### LISTED ENTRIES
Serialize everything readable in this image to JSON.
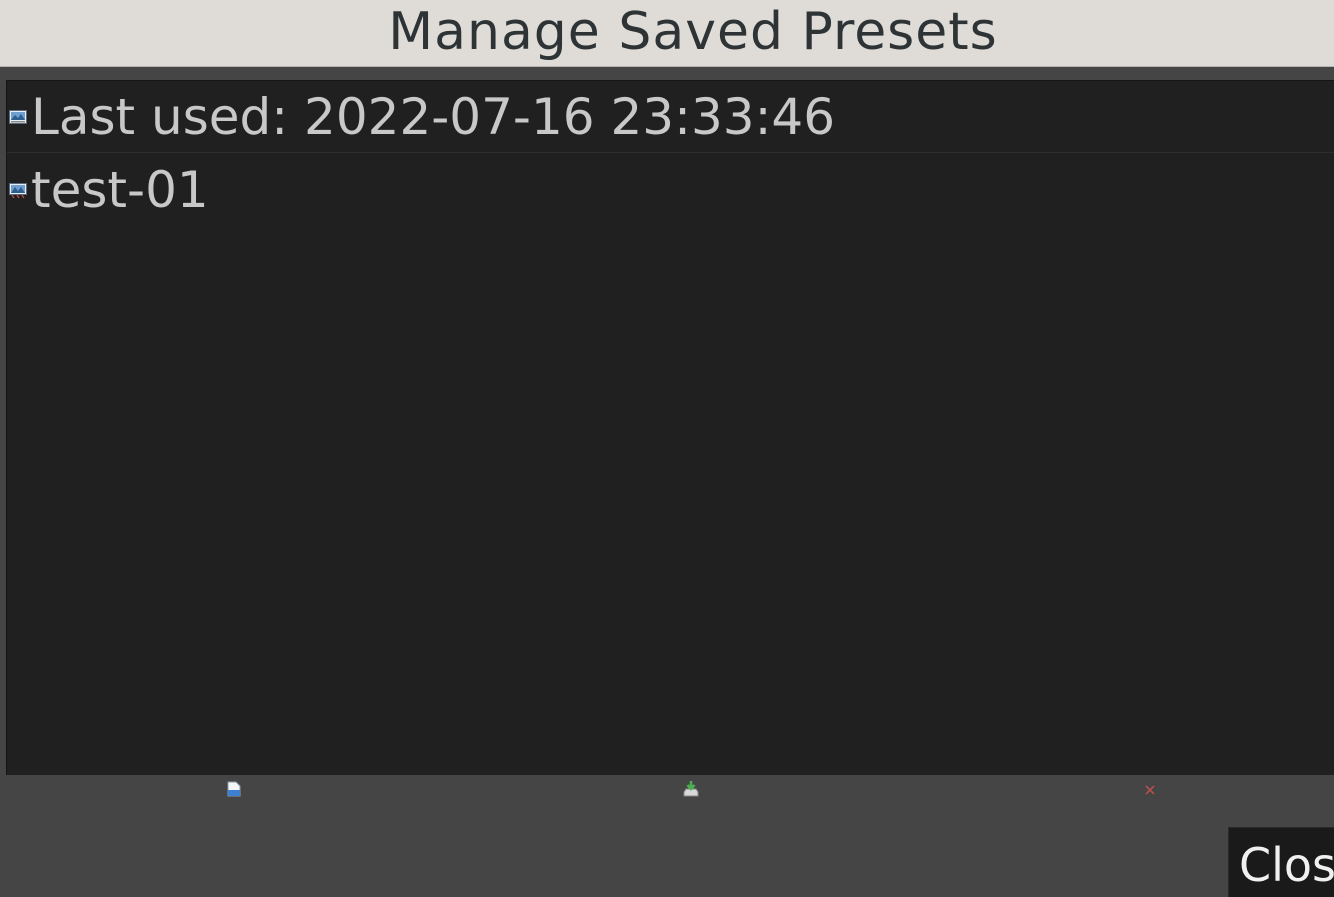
{
  "window": {
    "title": "Manage Saved Presets"
  },
  "presets": {
    "items": [
      {
        "label": "Last used: 2022-07-16 23:33:46",
        "icon": "preset-image-icon"
      },
      {
        "label": "test-01",
        "icon": "preset-image-icon"
      }
    ]
  },
  "toolbar": {
    "open_icon": "open-file-icon",
    "save_icon": "save-download-icon",
    "delete_icon": "delete-x-icon"
  },
  "buttons": {
    "close_label": "Close"
  },
  "colors": {
    "list_background": "#202020",
    "dialog_background": "#454545",
    "titlebar_background": "#dfdcd8",
    "delete_accent": "#c0504d",
    "save_accent": "#4caf50"
  }
}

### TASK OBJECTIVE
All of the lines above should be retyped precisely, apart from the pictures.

### RESULT
Serialize everything readable in this image to JSON.
{
  "window": {
    "title": "Manage Saved Presets"
  },
  "presets": {
    "items": [
      {
        "label": "Last used: 2022-07-16 23:33:46",
        "icon": "preset-image-icon"
      },
      {
        "label": "test-01",
        "icon": "preset-image-icon"
      }
    ]
  },
  "toolbar": {
    "open_icon": "open-file-icon",
    "save_icon": "save-download-icon",
    "delete_icon": "delete-x-icon"
  },
  "buttons": {
    "close_label": "Close"
  },
  "colors": {
    "list_background": "#202020",
    "dialog_background": "#454545",
    "titlebar_background": "#dfdcd8",
    "delete_accent": "#c0504d",
    "save_accent": "#4caf50"
  }
}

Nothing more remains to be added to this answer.